_Task statement:_ Please quote the material exactly, every line of it.

_Available data:_

━━━━━━━━

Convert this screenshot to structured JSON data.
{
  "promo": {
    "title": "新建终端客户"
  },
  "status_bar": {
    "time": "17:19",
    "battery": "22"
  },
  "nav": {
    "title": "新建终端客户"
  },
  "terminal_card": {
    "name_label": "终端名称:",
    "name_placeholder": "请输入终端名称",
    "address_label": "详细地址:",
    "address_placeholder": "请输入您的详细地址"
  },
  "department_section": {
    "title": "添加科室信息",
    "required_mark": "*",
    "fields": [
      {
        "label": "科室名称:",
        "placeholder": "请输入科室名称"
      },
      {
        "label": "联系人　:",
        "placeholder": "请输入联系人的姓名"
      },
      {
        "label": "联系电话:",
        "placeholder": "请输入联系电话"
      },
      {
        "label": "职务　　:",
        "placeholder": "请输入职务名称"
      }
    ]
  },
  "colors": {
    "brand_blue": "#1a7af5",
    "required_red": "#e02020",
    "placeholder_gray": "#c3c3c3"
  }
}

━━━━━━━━

_Written response:_
Convert this screenshot to structured JSON data.
{
  "promo": {
    "title": "新建终端客户"
  },
  "status_bar": {
    "time": "17:19",
    "battery": "22"
  },
  "nav": {
    "title": "新建终端客户"
  },
  "terminal_card": {
    "name_label": "终端名称:",
    "name_placeholder": "请输入终端名称",
    "address_label": "详细地址:",
    "address_placeholder": "请输入您的详细地址"
  },
  "department_section": {
    "title": "添加科室信息",
    "required_mark": "*",
    "fields": [
      {
        "label": "科室名称:",
        "placeholder": "请输入科室名称"
      },
      {
        "label": "联系人　:",
        "placeholder": "请输入联系人的姓名"
      },
      {
        "label": "联系电话:",
        "placeholder": "请输入联系电话"
      },
      {
        "label": "职务　　:",
        "placeholder": "请输入职务名称"
      }
    ]
  },
  "colors": {
    "brand_blue": "#1a7af5",
    "required_red": "#e02020",
    "placeholder_gray": "#c3c3c3"
  }
}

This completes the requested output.